• **What the task asks**:
Retype the data that follows with no alterations, please.

**** Exercise input ****

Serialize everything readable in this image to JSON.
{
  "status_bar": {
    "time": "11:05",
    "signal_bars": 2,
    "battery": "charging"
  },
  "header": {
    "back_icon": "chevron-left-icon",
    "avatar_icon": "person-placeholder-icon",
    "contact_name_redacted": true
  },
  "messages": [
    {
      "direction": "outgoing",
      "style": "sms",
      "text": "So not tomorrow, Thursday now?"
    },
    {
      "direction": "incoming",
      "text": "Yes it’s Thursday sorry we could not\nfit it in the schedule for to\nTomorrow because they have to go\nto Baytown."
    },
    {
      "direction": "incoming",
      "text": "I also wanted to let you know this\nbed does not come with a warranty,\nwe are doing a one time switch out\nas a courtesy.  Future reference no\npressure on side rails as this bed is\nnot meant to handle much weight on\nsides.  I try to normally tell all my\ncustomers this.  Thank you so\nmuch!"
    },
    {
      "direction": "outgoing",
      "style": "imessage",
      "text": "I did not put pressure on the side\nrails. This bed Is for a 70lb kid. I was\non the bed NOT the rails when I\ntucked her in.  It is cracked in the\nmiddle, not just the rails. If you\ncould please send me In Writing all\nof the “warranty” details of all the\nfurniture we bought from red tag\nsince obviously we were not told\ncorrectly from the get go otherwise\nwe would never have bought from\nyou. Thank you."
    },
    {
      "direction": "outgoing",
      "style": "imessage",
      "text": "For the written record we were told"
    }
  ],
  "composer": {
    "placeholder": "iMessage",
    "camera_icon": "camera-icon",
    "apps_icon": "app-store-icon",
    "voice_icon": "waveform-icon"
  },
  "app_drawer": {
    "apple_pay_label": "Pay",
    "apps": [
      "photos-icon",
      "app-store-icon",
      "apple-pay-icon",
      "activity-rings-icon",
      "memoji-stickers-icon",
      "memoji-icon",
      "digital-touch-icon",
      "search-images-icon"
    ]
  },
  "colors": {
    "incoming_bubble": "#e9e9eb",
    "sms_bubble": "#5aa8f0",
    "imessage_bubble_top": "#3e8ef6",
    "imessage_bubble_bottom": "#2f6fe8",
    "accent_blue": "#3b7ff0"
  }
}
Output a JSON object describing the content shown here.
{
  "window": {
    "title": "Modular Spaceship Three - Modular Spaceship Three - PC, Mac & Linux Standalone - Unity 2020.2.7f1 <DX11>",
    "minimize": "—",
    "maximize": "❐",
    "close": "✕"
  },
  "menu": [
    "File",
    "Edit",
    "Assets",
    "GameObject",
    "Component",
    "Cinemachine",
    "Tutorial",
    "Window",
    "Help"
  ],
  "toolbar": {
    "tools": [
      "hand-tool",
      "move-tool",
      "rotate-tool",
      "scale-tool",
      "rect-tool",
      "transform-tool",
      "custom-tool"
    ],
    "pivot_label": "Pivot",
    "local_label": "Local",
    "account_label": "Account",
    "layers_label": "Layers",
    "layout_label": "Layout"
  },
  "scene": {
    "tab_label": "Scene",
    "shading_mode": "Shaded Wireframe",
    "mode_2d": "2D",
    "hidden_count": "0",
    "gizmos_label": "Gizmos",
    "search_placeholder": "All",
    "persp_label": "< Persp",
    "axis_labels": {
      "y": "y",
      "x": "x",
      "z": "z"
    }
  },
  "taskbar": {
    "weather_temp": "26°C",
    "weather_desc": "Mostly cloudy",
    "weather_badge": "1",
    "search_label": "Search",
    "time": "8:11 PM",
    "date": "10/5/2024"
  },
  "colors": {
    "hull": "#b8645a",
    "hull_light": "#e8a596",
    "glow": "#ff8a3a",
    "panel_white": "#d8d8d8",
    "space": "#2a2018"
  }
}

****

• **Solution**:
Serialize everything readable in this image to JSON.
{
  "status_bar": {
    "time": "11:05",
    "signal_bars": 2,
    "battery": "charging"
  },
  "header": {
    "back_icon": "chevron-left-icon",
    "avatar_icon": "person-placeholder-icon",
    "contact_name_redacted": true
  },
  "messages": [
    {
      "direction": "outgoing",
      "style": "sms",
      "text": "So not tomorrow, Thursday now?"
    },
    {
      "direction": "incoming",
      "text": "Yes it’s Thursday sorry we could not\nfit it in the schedule for to\nTomorrow because they have to go\nto Baytown."
    },
    {
      "direction": "incoming",
      "text": "I also wanted to let you know this\nbed does not come with a warranty,\nwe are doing a one time switch out\nas a courtesy.  Future reference no\npressure on side rails as this bed is\nnot meant to handle much weight on\nsides.  I try to normally tell all my\ncustomers this.  Thank you so\nmuch!"
    },
    {
      "direction": "outgoing",
      "style": "imessage",
      "text": "I did not put pressure on the side\nrails. This bed Is for a 70lb kid. I was\non the bed NOT the rails when I\ntucked her in.  It is cracked in the\nmiddle, not just the rails. If you\ncould please send me In Writing all\nof the “warranty” details of all the\nfurniture we bought from red tag\nsince obviously we were not told\ncorrectly from the get go otherwise\nwe would never have bought from\nyou. Thank you."
    },
    {
      "direction": "outgoing",
      "style": "imessage",
      "text": "For the written record we were told"
    }
  ],
  "composer": {
    "placeholder": "iMessage",
    "camera_icon": "camera-icon",
    "apps_icon": "app-store-icon",
    "voice_icon": "waveform-icon"
  },
  "app_drawer": {
    "apple_pay_label": "Pay",
    "apps": [
      "photos-icon",
      "app-store-icon",
      "apple-pay-icon",
      "activity-rings-icon",
      "memoji-stickers-icon",
      "memoji-icon",
      "digital-touch-icon",
      "search-images-icon"
    ]
  },
  "colors": {
    "incoming_bubble": "#e9e9eb",
    "sms_bubble": "#5aa8f0",
    "imessage_bubble_top": "#3e8ef6",
    "imessage_bubble_bottom": "#2f6fe8",
    "accent_blue": "#3b7ff0"
  }
}
Output a JSON object describing the content shown here.
{
  "window": {
    "title": "Modular Spaceship Three - Modular Spaceship Three - PC, Mac & Linux Standalone - Unity 2020.2.7f1 <DX11>",
    "minimize": "—",
    "maximize": "❐",
    "close": "✕"
  },
  "menu": [
    "File",
    "Edit",
    "Assets",
    "GameObject",
    "Component",
    "Cinemachine",
    "Tutorial",
    "Window",
    "Help"
  ],
  "toolbar": {
    "tools": [
      "hand-tool",
      "move-tool",
      "rotate-tool",
      "scale-tool",
      "rect-tool",
      "transform-tool",
      "custom-tool"
    ],
    "pivot_label": "Pivot",
    "local_label": "Local",
    "account_label": "Account",
    "layers_label": "Layers",
    "layout_label": "Layout"
  },
  "scene": {
    "tab_label": "Scene",
    "shading_mode": "Shaded Wireframe",
    "mode_2d": "2D",
    "hidden_count": "0",
    "gizmos_label": "Gizmos",
    "search_placeholder": "All",
    "persp_label": "< Persp",
    "axis_labels": {
      "y": "y",
      "x": "x",
      "z": "z"
    }
  },
  "taskbar": {
    "weather_temp": "26°C",
    "weather_desc": "Mostly cloudy",
    "weather_badge": "1",
    "search_label": "Search",
    "time": "8:11 PM",
    "date": "10/5/2024"
  },
  "colors": {
    "hull": "#b8645a",
    "hull_light": "#e8a596",
    "glow": "#ff8a3a",
    "panel_white": "#d8d8d8",
    "space": "#2a2018"
  }
}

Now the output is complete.